But I became a cyclist again when I moved to Seville, Spain – when I discovered Sevici.
Sevici is a public hiring service that began in Seville in 2007. When you join Sevici, you immediately gain access to over 2500 bikes that are available from the 250 parking stations throughout the city. For just €11 a week, or €27.50 a year, you can hire a bike as much as you want and at any time; and it’s free for the first 30 minutes of use with each subsequent half-hour costing just €1. Sevici is available to both residents and visitors of the city.
The Sevici bikes are red and silver. They're easy to use and have features of a typical bicycle, such as an adjustable seat, safety lights and a bell. They also have a large basket for shopping.
Before 2007, cycling wasn’t common in Seville: There was no cycling infrastructure and cars dominated the roads. It was unimaginable for someone to ride a bike to work or to school; in general, cycling was for experienced athletes or for people too poor to own a car. Cycling wasn’t part of the city’s culture.
But five years ago, the city constructed a complete cycling system, including Sevici and around 120km of cycle lanes. Sevici encouraged people to leave their cars at home and cycle more, especially for short journeys – and with the new cycle lanes, it became an easy, safe and convenient way to travel. And a popular way to travel too; so popular, in fact, that cycling in Seville has grown from being almost non-existent to an important part of daily life.
Seville is completely transformed. Thanks to Sevici, traffic congestion and pollution are declining, and there are fewer cars in the historic part of the city; people are more interested in exercise and in the environment. Seville already has a popular running and rollerblading community, but now there’s a healthy cycling community too.
Cycling was a big part of my experience abroad. I was a daily user of Sevici and I loved it. It was great for travelling the city and for getting to work quickly. For me, Sevici was an affordable service, it was practical, easy to use and the bikes were very comfortable. I would really recommend it.
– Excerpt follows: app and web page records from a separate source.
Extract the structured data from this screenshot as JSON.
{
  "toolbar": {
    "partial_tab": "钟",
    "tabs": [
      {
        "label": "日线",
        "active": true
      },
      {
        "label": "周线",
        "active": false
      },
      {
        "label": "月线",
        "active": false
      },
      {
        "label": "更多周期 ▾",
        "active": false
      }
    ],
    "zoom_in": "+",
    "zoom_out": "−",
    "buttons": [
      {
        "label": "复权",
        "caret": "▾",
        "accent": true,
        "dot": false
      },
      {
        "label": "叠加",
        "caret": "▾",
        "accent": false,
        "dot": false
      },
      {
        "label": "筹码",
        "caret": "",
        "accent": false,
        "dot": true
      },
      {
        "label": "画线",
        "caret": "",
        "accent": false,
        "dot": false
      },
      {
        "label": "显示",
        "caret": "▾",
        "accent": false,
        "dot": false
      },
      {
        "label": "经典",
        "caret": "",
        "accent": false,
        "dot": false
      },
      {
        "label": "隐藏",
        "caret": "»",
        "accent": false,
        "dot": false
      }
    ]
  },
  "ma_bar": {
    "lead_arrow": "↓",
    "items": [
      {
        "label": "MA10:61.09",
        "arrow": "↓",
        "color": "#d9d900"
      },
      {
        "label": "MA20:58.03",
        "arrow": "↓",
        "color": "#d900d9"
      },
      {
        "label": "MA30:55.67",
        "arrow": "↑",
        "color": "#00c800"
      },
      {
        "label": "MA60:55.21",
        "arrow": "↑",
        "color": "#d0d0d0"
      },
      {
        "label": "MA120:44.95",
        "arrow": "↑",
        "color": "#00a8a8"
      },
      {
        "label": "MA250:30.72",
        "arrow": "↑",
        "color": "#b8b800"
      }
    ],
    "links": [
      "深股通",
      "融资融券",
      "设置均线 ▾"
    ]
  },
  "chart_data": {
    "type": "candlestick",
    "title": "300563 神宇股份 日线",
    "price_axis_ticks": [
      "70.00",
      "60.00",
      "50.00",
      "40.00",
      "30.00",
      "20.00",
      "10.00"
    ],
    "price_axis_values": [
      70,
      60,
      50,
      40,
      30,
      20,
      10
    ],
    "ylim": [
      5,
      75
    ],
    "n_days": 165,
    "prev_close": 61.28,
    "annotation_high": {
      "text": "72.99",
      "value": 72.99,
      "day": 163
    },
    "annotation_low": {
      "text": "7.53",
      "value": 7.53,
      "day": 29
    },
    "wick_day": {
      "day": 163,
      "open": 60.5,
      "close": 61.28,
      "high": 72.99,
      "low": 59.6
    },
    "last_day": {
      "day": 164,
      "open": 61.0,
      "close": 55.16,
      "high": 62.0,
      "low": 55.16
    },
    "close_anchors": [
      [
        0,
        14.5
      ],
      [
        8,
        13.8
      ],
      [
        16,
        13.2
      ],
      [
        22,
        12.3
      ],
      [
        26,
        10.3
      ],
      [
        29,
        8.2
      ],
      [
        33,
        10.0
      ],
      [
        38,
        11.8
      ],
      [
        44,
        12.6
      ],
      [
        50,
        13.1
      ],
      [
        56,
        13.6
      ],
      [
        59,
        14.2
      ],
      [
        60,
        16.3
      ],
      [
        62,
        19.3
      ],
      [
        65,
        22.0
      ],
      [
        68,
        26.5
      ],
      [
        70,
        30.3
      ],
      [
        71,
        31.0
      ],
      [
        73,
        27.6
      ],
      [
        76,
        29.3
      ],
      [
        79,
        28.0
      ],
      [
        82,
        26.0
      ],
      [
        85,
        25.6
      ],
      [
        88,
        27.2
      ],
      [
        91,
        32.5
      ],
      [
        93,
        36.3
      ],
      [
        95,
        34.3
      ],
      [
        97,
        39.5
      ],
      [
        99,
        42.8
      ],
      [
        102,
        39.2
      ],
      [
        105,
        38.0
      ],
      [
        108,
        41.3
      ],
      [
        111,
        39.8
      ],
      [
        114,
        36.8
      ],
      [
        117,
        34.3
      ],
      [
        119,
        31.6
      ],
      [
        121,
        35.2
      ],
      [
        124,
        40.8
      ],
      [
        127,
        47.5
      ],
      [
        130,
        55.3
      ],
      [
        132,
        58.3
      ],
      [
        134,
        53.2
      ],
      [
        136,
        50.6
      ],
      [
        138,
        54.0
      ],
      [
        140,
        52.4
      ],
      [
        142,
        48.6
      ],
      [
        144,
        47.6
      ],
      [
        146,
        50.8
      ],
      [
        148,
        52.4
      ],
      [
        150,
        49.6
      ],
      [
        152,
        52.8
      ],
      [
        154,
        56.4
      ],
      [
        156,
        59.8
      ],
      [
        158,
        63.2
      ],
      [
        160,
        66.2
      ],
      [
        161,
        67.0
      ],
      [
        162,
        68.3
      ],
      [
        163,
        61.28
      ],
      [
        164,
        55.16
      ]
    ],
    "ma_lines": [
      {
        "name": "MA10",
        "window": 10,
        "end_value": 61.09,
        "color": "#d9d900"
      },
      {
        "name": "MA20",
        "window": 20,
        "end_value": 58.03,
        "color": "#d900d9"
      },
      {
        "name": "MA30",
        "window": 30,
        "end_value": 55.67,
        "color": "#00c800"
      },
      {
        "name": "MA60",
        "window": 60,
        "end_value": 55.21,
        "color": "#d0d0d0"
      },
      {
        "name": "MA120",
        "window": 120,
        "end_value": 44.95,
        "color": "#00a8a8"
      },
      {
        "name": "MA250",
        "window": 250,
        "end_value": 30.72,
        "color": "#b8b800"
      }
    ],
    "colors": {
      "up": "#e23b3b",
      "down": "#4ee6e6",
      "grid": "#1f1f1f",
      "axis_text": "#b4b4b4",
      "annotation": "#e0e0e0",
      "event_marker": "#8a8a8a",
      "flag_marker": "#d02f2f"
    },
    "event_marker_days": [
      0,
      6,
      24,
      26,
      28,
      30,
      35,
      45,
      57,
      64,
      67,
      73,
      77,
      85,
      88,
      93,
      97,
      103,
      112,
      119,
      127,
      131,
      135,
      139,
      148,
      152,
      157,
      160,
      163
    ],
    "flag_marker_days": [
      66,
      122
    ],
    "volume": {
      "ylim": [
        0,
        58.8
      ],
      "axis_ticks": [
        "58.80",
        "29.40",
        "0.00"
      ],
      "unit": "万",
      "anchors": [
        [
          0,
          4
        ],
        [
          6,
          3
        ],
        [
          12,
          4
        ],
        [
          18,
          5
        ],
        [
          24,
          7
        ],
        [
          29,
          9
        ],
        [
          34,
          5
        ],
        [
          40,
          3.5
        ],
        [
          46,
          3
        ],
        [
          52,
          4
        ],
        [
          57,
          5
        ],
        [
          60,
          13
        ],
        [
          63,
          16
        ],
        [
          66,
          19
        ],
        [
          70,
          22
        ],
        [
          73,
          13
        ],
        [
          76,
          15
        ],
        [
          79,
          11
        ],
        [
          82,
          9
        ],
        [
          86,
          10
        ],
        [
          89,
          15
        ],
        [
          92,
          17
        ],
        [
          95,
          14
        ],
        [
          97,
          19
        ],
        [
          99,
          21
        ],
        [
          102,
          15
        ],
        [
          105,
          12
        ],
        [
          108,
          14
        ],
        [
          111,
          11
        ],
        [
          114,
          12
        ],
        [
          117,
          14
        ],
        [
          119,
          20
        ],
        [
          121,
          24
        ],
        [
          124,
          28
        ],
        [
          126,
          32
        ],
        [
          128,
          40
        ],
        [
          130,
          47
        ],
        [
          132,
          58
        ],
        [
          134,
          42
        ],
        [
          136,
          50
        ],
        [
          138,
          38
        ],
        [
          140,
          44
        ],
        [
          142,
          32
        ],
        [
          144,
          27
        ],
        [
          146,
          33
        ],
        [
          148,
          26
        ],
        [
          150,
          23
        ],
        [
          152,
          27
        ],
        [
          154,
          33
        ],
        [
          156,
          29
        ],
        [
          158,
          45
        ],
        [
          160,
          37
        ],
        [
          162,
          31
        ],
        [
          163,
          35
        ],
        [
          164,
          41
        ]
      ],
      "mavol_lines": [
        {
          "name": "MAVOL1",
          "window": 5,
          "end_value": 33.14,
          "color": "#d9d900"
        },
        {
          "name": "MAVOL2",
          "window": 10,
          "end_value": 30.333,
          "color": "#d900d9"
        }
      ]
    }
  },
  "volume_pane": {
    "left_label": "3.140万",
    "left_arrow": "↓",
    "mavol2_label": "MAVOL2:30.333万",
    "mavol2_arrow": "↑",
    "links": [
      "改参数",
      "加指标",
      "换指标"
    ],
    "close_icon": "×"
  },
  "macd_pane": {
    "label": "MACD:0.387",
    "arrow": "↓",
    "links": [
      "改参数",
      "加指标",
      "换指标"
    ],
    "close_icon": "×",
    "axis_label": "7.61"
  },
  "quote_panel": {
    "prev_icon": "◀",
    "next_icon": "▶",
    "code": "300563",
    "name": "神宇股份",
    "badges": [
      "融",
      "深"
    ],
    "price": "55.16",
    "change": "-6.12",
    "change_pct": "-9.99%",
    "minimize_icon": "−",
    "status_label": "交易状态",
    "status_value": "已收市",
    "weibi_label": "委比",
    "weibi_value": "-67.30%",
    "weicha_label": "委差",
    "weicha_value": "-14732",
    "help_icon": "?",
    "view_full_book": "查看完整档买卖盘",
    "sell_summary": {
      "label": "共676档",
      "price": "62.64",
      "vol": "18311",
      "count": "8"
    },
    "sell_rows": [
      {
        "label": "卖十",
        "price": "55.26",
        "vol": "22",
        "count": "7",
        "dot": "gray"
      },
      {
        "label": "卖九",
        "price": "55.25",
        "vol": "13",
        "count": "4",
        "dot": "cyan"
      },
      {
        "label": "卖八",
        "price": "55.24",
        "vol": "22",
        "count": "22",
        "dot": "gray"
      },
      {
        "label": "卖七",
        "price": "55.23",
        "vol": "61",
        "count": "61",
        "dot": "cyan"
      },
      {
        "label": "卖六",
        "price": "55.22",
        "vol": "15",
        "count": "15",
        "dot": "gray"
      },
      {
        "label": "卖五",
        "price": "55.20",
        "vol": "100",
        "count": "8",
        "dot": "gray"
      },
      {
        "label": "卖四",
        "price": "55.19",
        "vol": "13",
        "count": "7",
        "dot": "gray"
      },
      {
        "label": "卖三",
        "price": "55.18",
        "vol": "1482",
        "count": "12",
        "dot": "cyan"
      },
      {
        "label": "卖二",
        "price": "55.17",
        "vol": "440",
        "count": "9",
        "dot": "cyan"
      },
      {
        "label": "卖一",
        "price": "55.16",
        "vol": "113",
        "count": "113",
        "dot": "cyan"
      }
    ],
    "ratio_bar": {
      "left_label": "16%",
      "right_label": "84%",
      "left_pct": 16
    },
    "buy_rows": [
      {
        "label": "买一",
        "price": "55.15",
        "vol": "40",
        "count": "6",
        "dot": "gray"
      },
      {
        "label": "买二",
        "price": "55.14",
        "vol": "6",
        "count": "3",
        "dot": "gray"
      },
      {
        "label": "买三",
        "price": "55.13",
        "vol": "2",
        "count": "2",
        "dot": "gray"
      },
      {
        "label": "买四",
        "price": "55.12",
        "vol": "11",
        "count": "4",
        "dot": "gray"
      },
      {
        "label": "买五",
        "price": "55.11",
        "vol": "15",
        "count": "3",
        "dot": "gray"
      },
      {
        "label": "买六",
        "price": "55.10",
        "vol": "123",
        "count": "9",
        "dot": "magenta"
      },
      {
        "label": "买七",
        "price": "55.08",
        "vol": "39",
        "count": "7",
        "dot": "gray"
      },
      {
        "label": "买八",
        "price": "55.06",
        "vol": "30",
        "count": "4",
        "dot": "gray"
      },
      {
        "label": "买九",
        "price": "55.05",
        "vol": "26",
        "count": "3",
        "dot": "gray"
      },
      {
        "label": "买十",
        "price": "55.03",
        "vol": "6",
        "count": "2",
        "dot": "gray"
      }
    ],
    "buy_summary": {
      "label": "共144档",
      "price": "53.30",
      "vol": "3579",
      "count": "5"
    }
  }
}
And now that I've returned to Scotland, I don't want to give cycling up. I miss it. And maybe when it's sunny, it'll be as if I'm still in Seville – the cycling capital of Spain.